* Work order *
Check every line of the records below for the string "JSON" and copy the ones that have it.

* Task input *
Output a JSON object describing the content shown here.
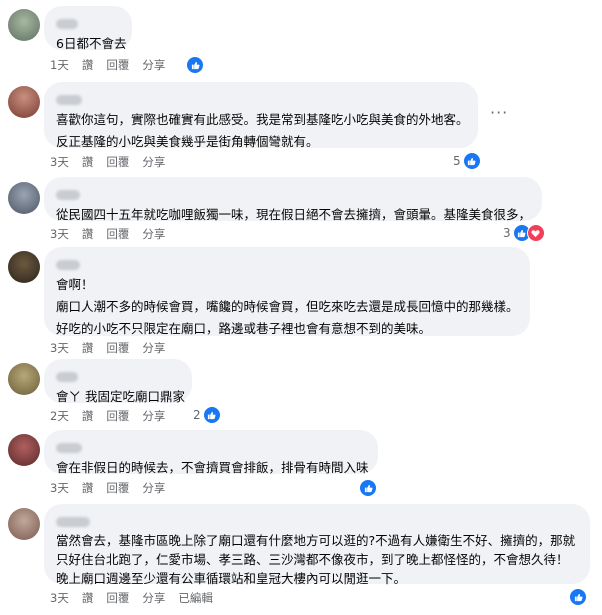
{
  "actions": {
    "reply": "讚",
    "hide": "回覆",
    "share": "分享",
    "edited": "已編輯"
  },
  "comments": [
    {
      "lines": [
        "6日都不會去"
      ],
      "time": "1天",
      "reaction_count": ""
    },
    {
      "lines": [
        "喜歡你這句，實際也確實有此感受。我是常到基隆吃小吃與美食的外地客。",
        "反正基隆的小吃與美食幾乎是街角轉個彎就有。"
      ],
      "time": "3天",
      "reaction_count": "5"
    },
    {
      "lines": [
        "從民國四十五年就吃咖哩飯獨一味，現在假日絕不會去擁擠，會頭暈。基隆美食很多，"
      ],
      "time": "3天",
      "reaction_count": "3"
    },
    {
      "lines": [
        "會啊！",
        "廟口人潮不多的時候會買，嘴饞的時候會買，但吃來吃去還是成長回憶中的那幾樣。",
        "好吃的小吃不只限定在廟口，路邊或巷子裡也會有意想不到的美味。"
      ],
      "time": "3天",
      "reaction_count": ""
    },
    {
      "lines": [
        "會ㄚ 我固定吃廟口鼎家"
      ],
      "time": "2天",
      "reaction_count": "2"
    },
    {
      "lines": [
        "會在非假日的時候去，不會擠買會排飯，排骨有時間入味"
      ],
      "time": "3天",
      "reaction_count": ""
    },
    {
      "lines": [
        "當然會去，基隆市區晚上除了廟口還有什麼地方可以逛的?不過有人嫌衛生不好、擁擠的，那就",
        "只好住台北跑了，仁愛市場、孝三路、三沙灣都不像夜市，到了晚上都怪怪的，不會想久待！",
        "晚上廟口週邊至少還有公車循環站和皇冠大樓內可以閒逛一下。"
      ],
      "time": "3天",
      "reaction_count": ""
    }
  ]
}
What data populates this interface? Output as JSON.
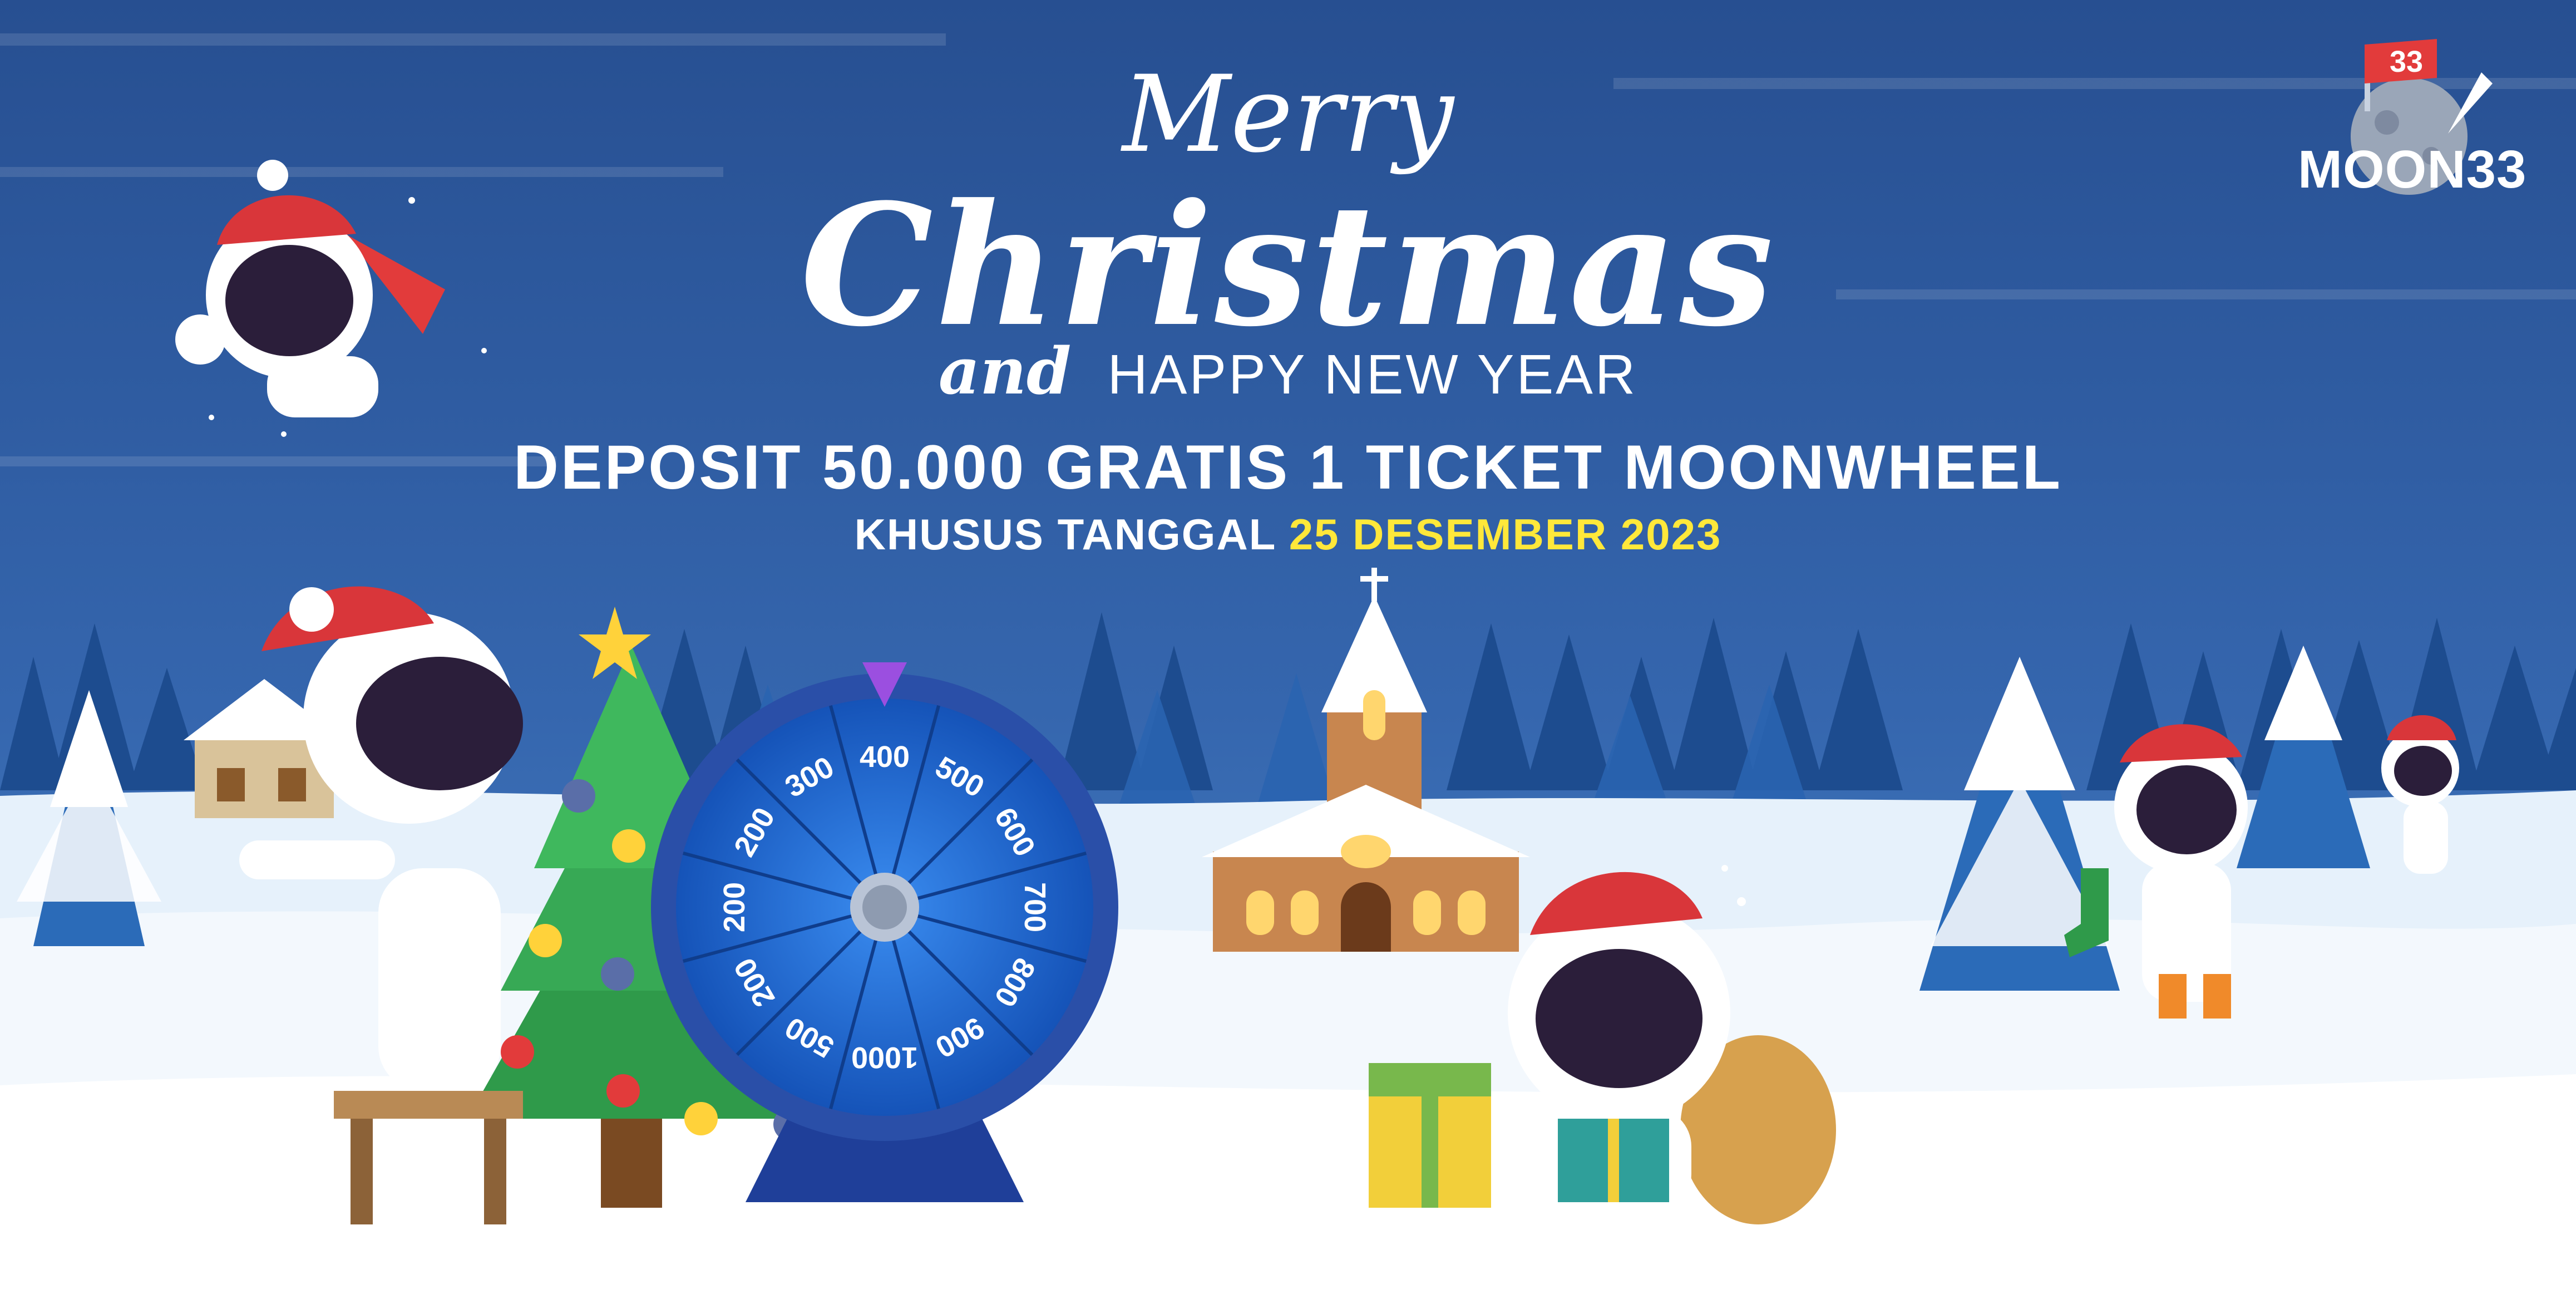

* Answer section *
Output a JSON object describing the content shown here.
What data populates this interface? Output as JSON.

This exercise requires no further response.